__Directions__:
Give back the records below exactly, every one, with no pictures.

__Data to examine__:
┌──
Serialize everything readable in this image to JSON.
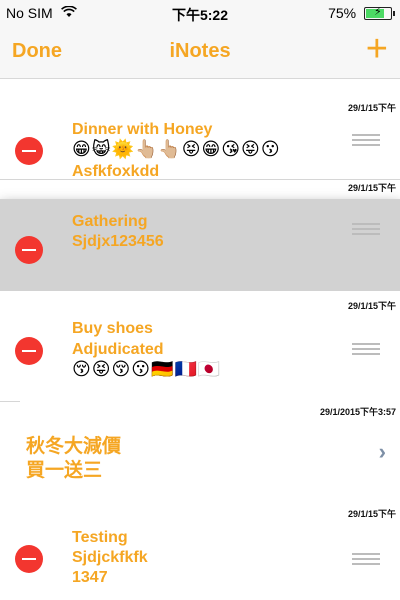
{
  "status_bar": {
    "carrier": "No SIM",
    "wifi_icon": "wifi-icon",
    "time": "下午5:22",
    "battery": "75%",
    "battery_level": 0.75
  },
  "nav": {
    "done": "Done",
    "title": "iNotes",
    "add": "+"
  },
  "notes": [
    {
      "date": "29/1/15下午",
      "lines": [
        "Dinner with Honey",
        "😁😸🌞👆🏼👆🏼😝😁😘😝😗",
        "Asfkfoxkdd"
      ]
    },
    {
      "date": "29/1/15下午",
      "lines": [
        "Gathering",
        "Sjdjx123456"
      ]
    },
    {
      "date": "29/1/15下午",
      "lines": [
        "Buy shoes",
        "Adjudicated",
        "😚😝😚😗🇩🇪🇫🇷🇯🇵"
      ]
    },
    {
      "date": "29/1/2015下午3:57",
      "lines": [
        "秋冬大減價",
        "買一送三"
      ]
    },
    {
      "date": "29/1/15下午",
      "lines": [
        "Testing",
        "Sjdjckfkfk",
        "1347"
      ]
    }
  ]
}
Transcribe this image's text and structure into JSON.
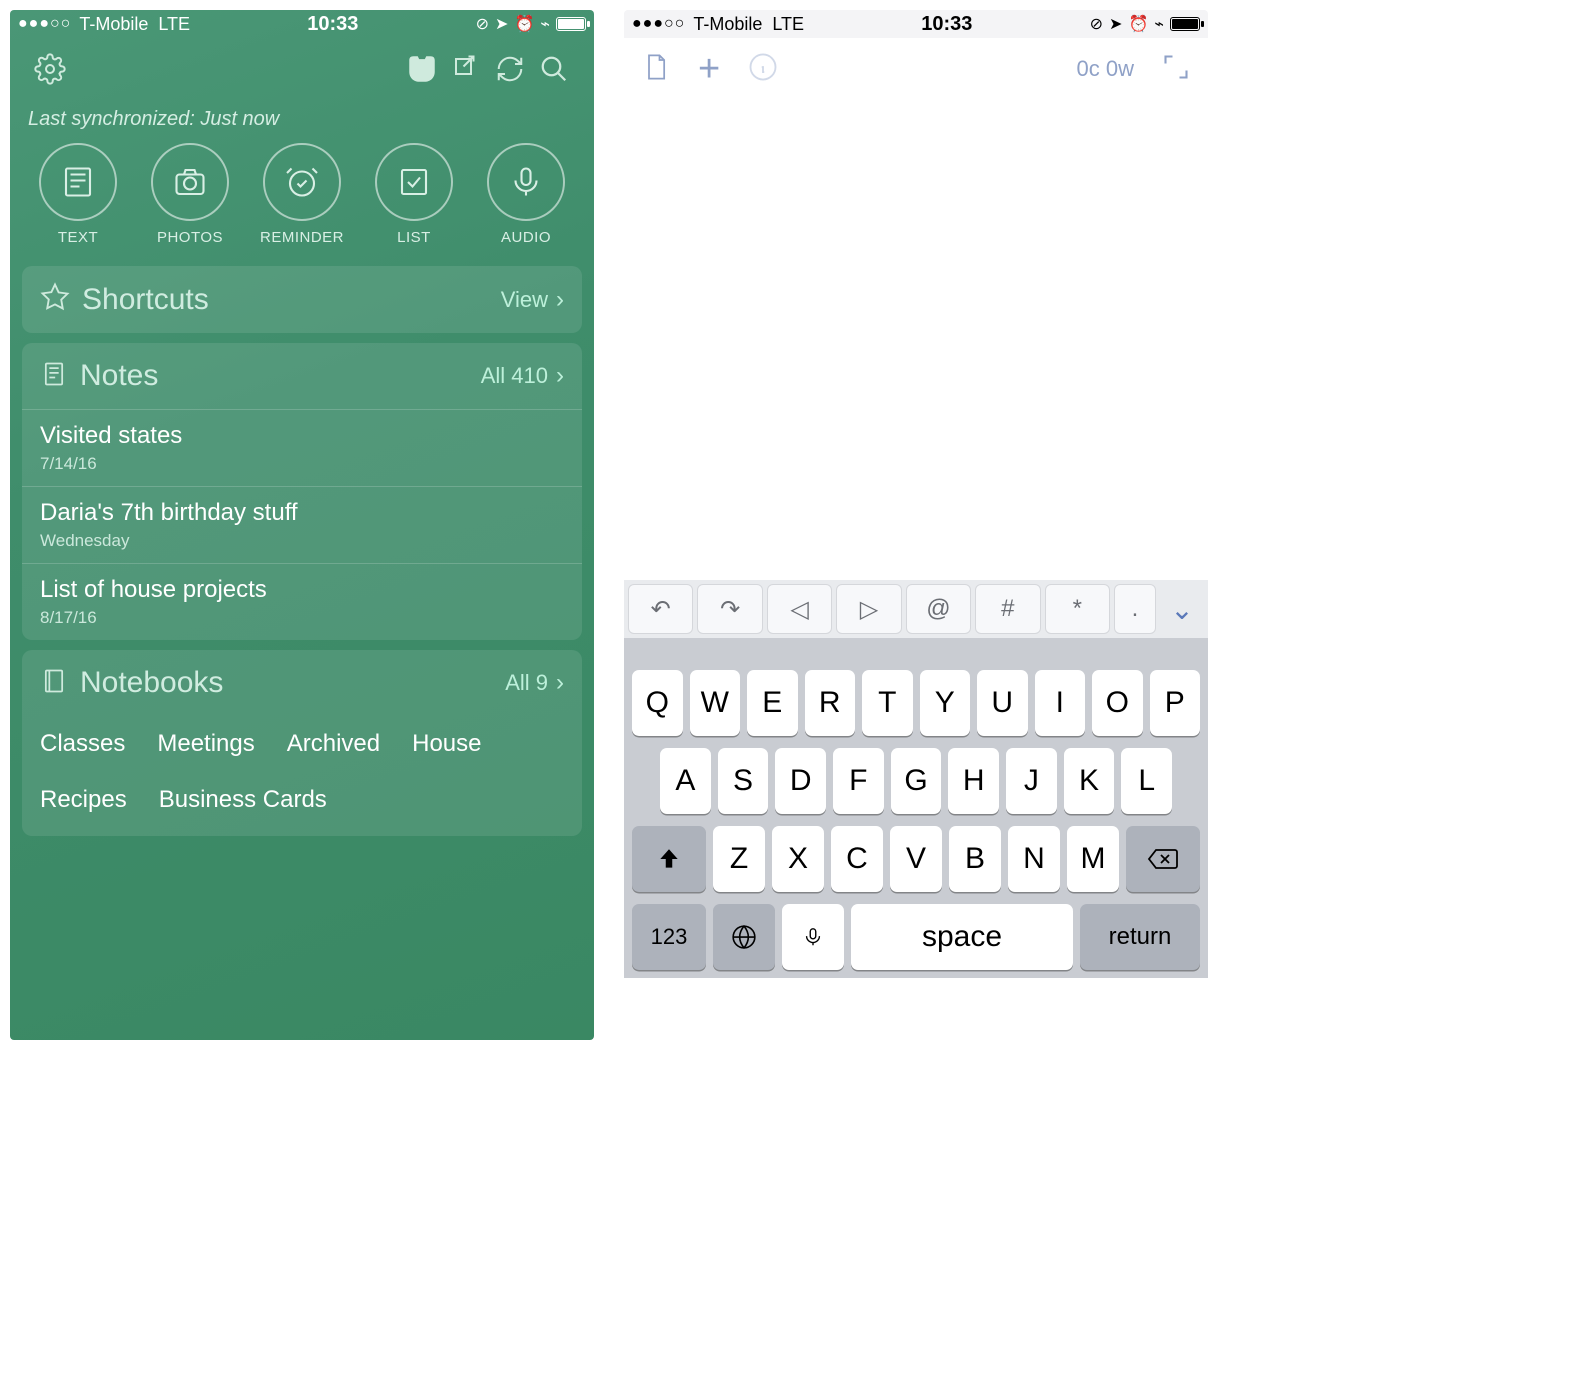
{
  "statusbar": {
    "carrier": "T-Mobile",
    "network": "LTE",
    "time": "10:33",
    "signal_dots": "●●●○○"
  },
  "evernote": {
    "sync_label": "Last synchronized: Just now",
    "quick": {
      "text": "TEXT",
      "photos": "PHOTOS",
      "reminder": "REMINDER",
      "list": "LIST",
      "audio": "AUDIO"
    },
    "shortcuts": {
      "title": "Shortcuts",
      "action": "View"
    },
    "notes": {
      "title": "Notes",
      "action": "All 410",
      "items": [
        {
          "title": "Visited states",
          "date": "7/14/16"
        },
        {
          "title": "Daria's 7th birthday stuff",
          "date": "Wednesday"
        },
        {
          "title": "List of house projects",
          "date": "8/17/16"
        }
      ]
    },
    "notebooks": {
      "title": "Notebooks",
      "action": "All 9",
      "tags": [
        "Classes",
        "Meetings",
        "Archived",
        "House",
        "Recipes",
        "Business Cards"
      ]
    }
  },
  "editor": {
    "wordcount": "0c 0w",
    "acc": {
      "at": "@",
      "hash": "#",
      "star": "*",
      "dot": "."
    }
  },
  "keyboard": {
    "row1": [
      "Q",
      "W",
      "E",
      "R",
      "T",
      "Y",
      "U",
      "I",
      "O",
      "P"
    ],
    "row2": [
      "A",
      "S",
      "D",
      "F",
      "G",
      "H",
      "J",
      "K",
      "L"
    ],
    "row3": [
      "Z",
      "X",
      "C",
      "V",
      "B",
      "N",
      "M"
    ],
    "numkey": "123",
    "space": "space",
    "return": "return"
  }
}
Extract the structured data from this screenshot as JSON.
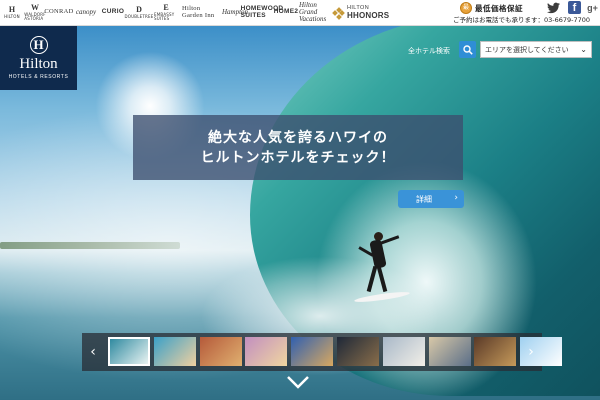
{
  "brands": {
    "items": [
      {
        "id": "hilton",
        "glyph": "H",
        "sub": "Hilton"
      },
      {
        "id": "waldorf",
        "glyph": "W",
        "sub": "WALDORF ASTORIA"
      },
      {
        "id": "conrad",
        "word": "CONRAD"
      },
      {
        "id": "canopy",
        "script": "canopy"
      },
      {
        "id": "curio",
        "sans": "CURIO"
      },
      {
        "id": "doubletree",
        "glyph": "D",
        "sub": "DOUBLETREE"
      },
      {
        "id": "embassy",
        "glyph": "E",
        "sub": "EMBASSY SUITES"
      },
      {
        "id": "gardeninn",
        "word": "Hilton Garden Inn"
      },
      {
        "id": "hampton",
        "script": "Hampton"
      },
      {
        "id": "homewood",
        "sans": "HOMEWOOD SUITES"
      },
      {
        "id": "home2",
        "sans": "HOME2"
      },
      {
        "id": "grandvacations",
        "script": "Hilton Grand Vacations"
      }
    ],
    "hhonors_line1": "HILTON",
    "hhonors_line2": "HHONORS"
  },
  "header": {
    "best_price_medal": "最",
    "best_price": "最低価格保証",
    "phone": "ご予約はお電話でも承ります：03-6679-7700"
  },
  "logo": {
    "mark": "H",
    "name": "Hilton",
    "sub": "HOTELS & RESORTS"
  },
  "search": {
    "label": "全ホテル検索",
    "select_placeholder": "エリアを選択してください"
  },
  "banner": {
    "line1": "絶大な人気を誇るハワイの",
    "line2": "ヒルトンホテルをチェック！"
  },
  "detail_button": {
    "label": "詳細",
    "chevron": "›"
  },
  "carousel": {
    "prev": "‹",
    "next": "›",
    "thumbnails": [
      {
        "name": "surf",
        "colors": [
          "#2f8aa0",
          "#e8f3f2"
        ],
        "active": true
      },
      {
        "name": "pool",
        "colors": [
          "#3aa0c8",
          "#f0d0a0"
        ],
        "active": false
      },
      {
        "name": "hotel-room",
        "colors": [
          "#b55a3a",
          "#e0b070"
        ],
        "active": false
      },
      {
        "name": "sunset-resort",
        "colors": [
          "#c28fc0",
          "#f0d6a0"
        ],
        "active": false
      },
      {
        "name": "tower-bridge",
        "colors": [
          "#3060b0",
          "#d8a860"
        ],
        "active": false
      },
      {
        "name": "city-night",
        "colors": [
          "#1e2838",
          "#8a6e4a"
        ],
        "active": false
      },
      {
        "name": "couple",
        "colors": [
          "#a8b8c8",
          "#f2efe8"
        ],
        "active": false
      },
      {
        "name": "business",
        "colors": [
          "#d8c8a8",
          "#5a6e88"
        ],
        "active": false
      },
      {
        "name": "lobby",
        "colors": [
          "#5a3a28",
          "#c69a5a"
        ],
        "active": false
      },
      {
        "name": "beach-wedding",
        "colors": [
          "#9fd0f0",
          "#ffffff"
        ],
        "active": false
      }
    ]
  }
}
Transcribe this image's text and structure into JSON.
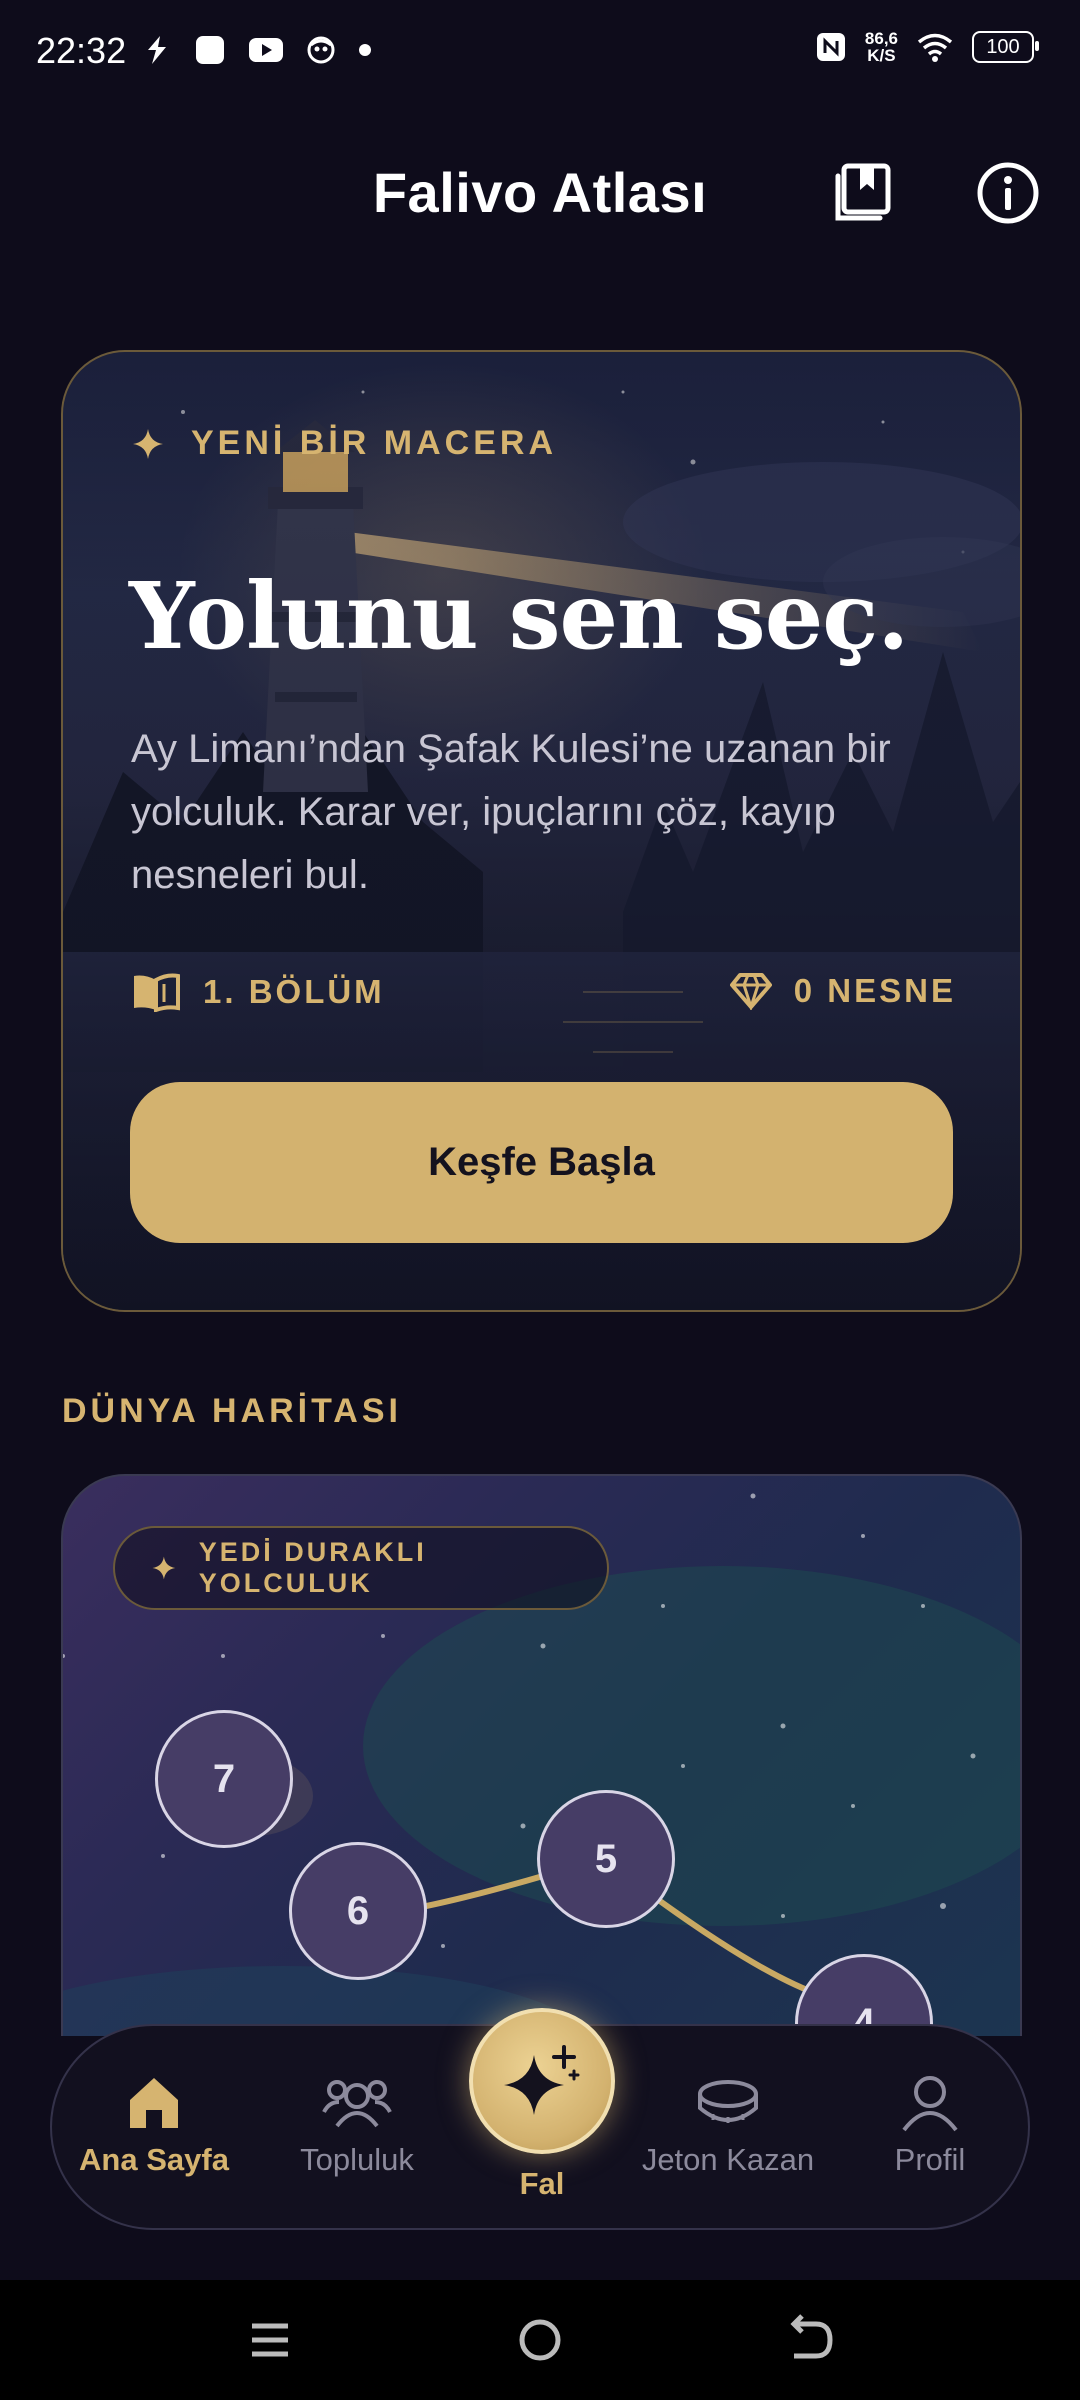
{
  "status_bar": {
    "time": "22:32",
    "speed_value": "86,6",
    "speed_unit": "K/S",
    "battery": "100",
    "icons": [
      "bolt-icon",
      "app-square-icon",
      "youtube-icon",
      "smiley-icon",
      "dot-icon",
      "nfc-icon",
      "wifi-icon",
      "battery-icon"
    ]
  },
  "header": {
    "title": "Falivo Atlası",
    "icons": [
      "bookmark-book-icon",
      "info-icon"
    ]
  },
  "hero": {
    "tag": "YENİ BİR MACERA",
    "title": "Yolunu sen seç.",
    "description": "Ay Limanı’ndan Şafak Kulesi’ne uzanan bir yolculuk. Karar ver, ipuçlarını çöz, kayıp nesneleri bul.",
    "chapter": "1. BÖLÜM",
    "items": "0 NESNE",
    "cta": "Keşfe Başla"
  },
  "map_section": {
    "title": "DÜNYA HARİTASI",
    "chip": "YEDİ DURAKLI YOLCULUK",
    "nodes": [
      "7",
      "6",
      "5",
      "4"
    ]
  },
  "bottom_nav": {
    "items": [
      {
        "label": "Ana Sayfa",
        "icon": "home-icon",
        "active": true
      },
      {
        "label": "Topluluk",
        "icon": "community-icon",
        "active": false
      },
      {
        "label": "Fal",
        "icon": "sparkle-icon",
        "active": false
      },
      {
        "label": "Jeton Kazan",
        "icon": "coin-icon",
        "active": false
      },
      {
        "label": "Profil",
        "icon": "profile-icon",
        "active": false
      }
    ]
  },
  "colors": {
    "background": "#0e0c1b",
    "accent_gold": "#d3b26f",
    "text_gold": "#d6b470",
    "node_fill": "#463d66"
  }
}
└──
__Answer below__:
Serialize everything readable in this image to JSON.
{
  "status_bar": {
    "carrier": "No SIM",
    "wifi_icon": "wifi-icon",
    "time": "下午5:22",
    "battery": "75%",
    "battery_level": 0.75
  },
  "nav": {
    "done": "Done",
    "title": "iNotes",
    "add": "+"
  },
  "notes": [
    {
      "date": "29/1/15下午",
      "lines": [
        "Dinner with Honey",
        "😁😸🌞👆🏼👆🏼😝😁😘😝😗",
        "Asfkfoxkdd"
      ]
    },
    {
      "date": "29/1/15下午",
      "lines": [
        "Gathering",
        "Sjdjx123456"
      ]
    },
    {
      "date": "29/1/15下午",
      "lines": [
        "Buy shoes",
        "Adjudicated",
        "😚😝😚😗🇩🇪🇫🇷🇯🇵"
      ]
    },
    {
      "date": "29/1/2015下午3:57",
      "lines": [
        "秋冬大減價",
        "買一送三"
      ]
    },
    {
      "date": "29/1/15下午",
      "lines": [
        "Testing",
        "Sjdjckfkfk",
        "1347"
      ]
    }
  ]
}
Transcribe this image's text and structure into JSON.
{
  "statusbar": {
    "carrier": "T-Mobile",
    "network": "LTE",
    "time": "10:33",
    "signal_dots": "●●●○○"
  },
  "evernote": {
    "sync_label": "Last synchronized: Just now",
    "quick": {
      "text": "TEXT",
      "photos": "PHOTOS",
      "reminder": "REMINDER",
      "list": "LIST",
      "audio": "AUDIO"
    },
    "shortcuts": {
      "title": "Shortcuts",
      "action": "View"
    },
    "notes": {
      "title": "Notes",
      "action": "All 410",
      "items": [
        {
          "title": "Visited states",
          "date": "7/14/16"
        },
        {
          "title": "Daria's 7th birthday stuff",
          "date": "Wednesday"
        },
        {
          "title": "List of house projects",
          "date": "8/17/16"
        }
      ]
    },
    "notebooks": {
      "title": "Notebooks",
      "action": "All 9",
      "tags": [
        "Classes",
        "Meetings",
        "Archived",
        "House",
        "Recipes",
        "Business Cards"
      ]
    }
  },
  "editor": {
    "wordcount": "0c 0w",
    "acc": {
      "at": "@",
      "hash": "#",
      "star": "*",
      "dot": "."
    }
  },
  "keyboard": {
    "row1": [
      "Q",
      "W",
      "E",
      "R",
      "T",
      "Y",
      "U",
      "I",
      "O",
      "P"
    ],
    "row2": [
      "A",
      "S",
      "D",
      "F",
      "G",
      "H",
      "J",
      "K",
      "L"
    ],
    "row3": [
      "Z",
      "X",
      "C",
      "V",
      "B",
      "N",
      "M"
    ],
    "numkey": "123",
    "space": "space",
    "return": "return"
  }
}
Extract the structured data from this screenshot as JSON.
{
  "brands": {
    "items": [
      {
        "id": "hilton",
        "glyph": "H",
        "sub": "Hilton"
      },
      {
        "id": "waldorf",
        "glyph": "W",
        "sub": "WALDORF ASTORIA"
      },
      {
        "id": "conrad",
        "word": "CONRAD"
      },
      {
        "id": "canopy",
        "script": "canopy"
      },
      {
        "id": "curio",
        "sans": "CURIO"
      },
      {
        "id": "doubletree",
        "glyph": "D",
        "sub": "DOUBLETREE"
      },
      {
        "id": "embassy",
        "glyph": "E",
        "sub": "EMBASSY SUITES"
      },
      {
        "id": "gardeninn",
        "word": "Hilton Garden Inn"
      },
      {
        "id": "hampton",
        "script": "Hampton"
      },
      {
        "id": "homewood",
        "sans": "HOMEWOOD SUITES"
      },
      {
        "id": "home2",
        "sans": "HOME2"
      },
      {
        "id": "grandvacations",
        "script": "Hilton Grand Vacations"
      }
    ],
    "hhonors_line1": "HILTON",
    "hhonors_line2": "HHONORS"
  },
  "header": {
    "best_price_medal": "最",
    "best_price": "最低価格保証",
    "phone": "ご予約はお電話でも承ります：03-6679-7700"
  },
  "logo": {
    "mark": "H",
    "name": "Hilton",
    "sub": "HOTELS & RESORTS"
  },
  "search": {
    "label": "全ホテル検索",
    "select_placeholder": "エリアを選択してください"
  },
  "banner": {
    "line1": "絶大な人気を誇るハワイの",
    "line2": "ヒルトンホテルをチェック！"
  },
  "detail_button": {
    "label": "詳細",
    "chevron": "›"
  },
  "carousel": {
    "prev": "‹",
    "next": "›",
    "thumbnails": [
      {
        "name": "surf",
        "colors": [
          "#2f8aa0",
          "#e8f3f2"
        ],
        "active": true
      },
      {
        "name": "pool",
        "colors": [
          "#3aa0c8",
          "#f0d0a0"
        ],
        "active": false
      },
      {
        "name": "hotel-room",
        "colors": [
          "#b55a3a",
          "#e0b070"
        ],
        "active": false
      },
      {
        "name": "sunset-resort",
        "colors": [
          "#c28fc0",
          "#f0d6a0"
        ],
        "active": false
      },
      {
        "name": "tower-bridge",
        "colors": [
          "#3060b0",
          "#d8a860"
        ],
        "active": false
      },
      {
        "name": "city-night",
        "colors": [
          "#1e2838",
          "#8a6e4a"
        ],
        "active": false
      },
      {
        "name": "couple",
        "colors": [
          "#a8b8c8",
          "#f2efe8"
        ],
        "active": false
      },
      {
        "name": "business",
        "colors": [
          "#d8c8a8",
          "#5a6e88"
        ],
        "active": false
      },
      {
        "name": "lobby",
        "colors": [
          "#5a3a28",
          "#c69a5a"
        ],
        "active": false
      },
      {
        "name": "beach-wedding",
        "colors": [
          "#9fd0f0",
          "#ffffff"
        ],
        "active": false
      }
    ]
  }
}
Transcribe this image's text and structure into JSON.
{
  "status_bar": {
    "time": "22:32",
    "speed_value": "86,6",
    "speed_unit": "K/S",
    "battery": "100",
    "icons": [
      "bolt-icon",
      "app-square-icon",
      "youtube-icon",
      "smiley-icon",
      "dot-icon",
      "nfc-icon",
      "wifi-icon",
      "battery-icon"
    ]
  },
  "header": {
    "title": "Falivo Atlası",
    "icons": [
      "bookmark-book-icon",
      "info-icon"
    ]
  },
  "hero": {
    "tag": "YENİ BİR MACERA",
    "title": "Yolunu sen seç.",
    "description": "Ay Limanı’ndan Şafak Kulesi’ne uzanan bir yolculuk. Karar ver, ipuçlarını çöz, kayıp nesneleri bul.",
    "chapter": "1. BÖLÜM",
    "items": "0 NESNE",
    "cta": "Keşfe Başla"
  },
  "map_section": {
    "title": "DÜNYA HARİTASI",
    "chip": "YEDİ DURAKLI YOLCULUK",
    "nodes": [
      "7",
      "6",
      "5",
      "4"
    ]
  },
  "bottom_nav": {
    "items": [
      {
        "label": "Ana Sayfa",
        "icon": "home-icon",
        "active": true
      },
      {
        "label": "Topluluk",
        "icon": "community-icon",
        "active": false
      },
      {
        "label": "Fal",
        "icon": "sparkle-icon",
        "active": false
      },
      {
        "label": "Jeton Kazan",
        "icon": "coin-icon",
        "active": false
      },
      {
        "label": "Profil",
        "icon": "profile-icon",
        "active": false
      }
    ]
  },
  "colors": {
    "background": "#0e0c1b",
    "accent_gold": "#d3b26f",
    "text_gold": "#d6b470",
    "node_fill": "#463d66"
  }
}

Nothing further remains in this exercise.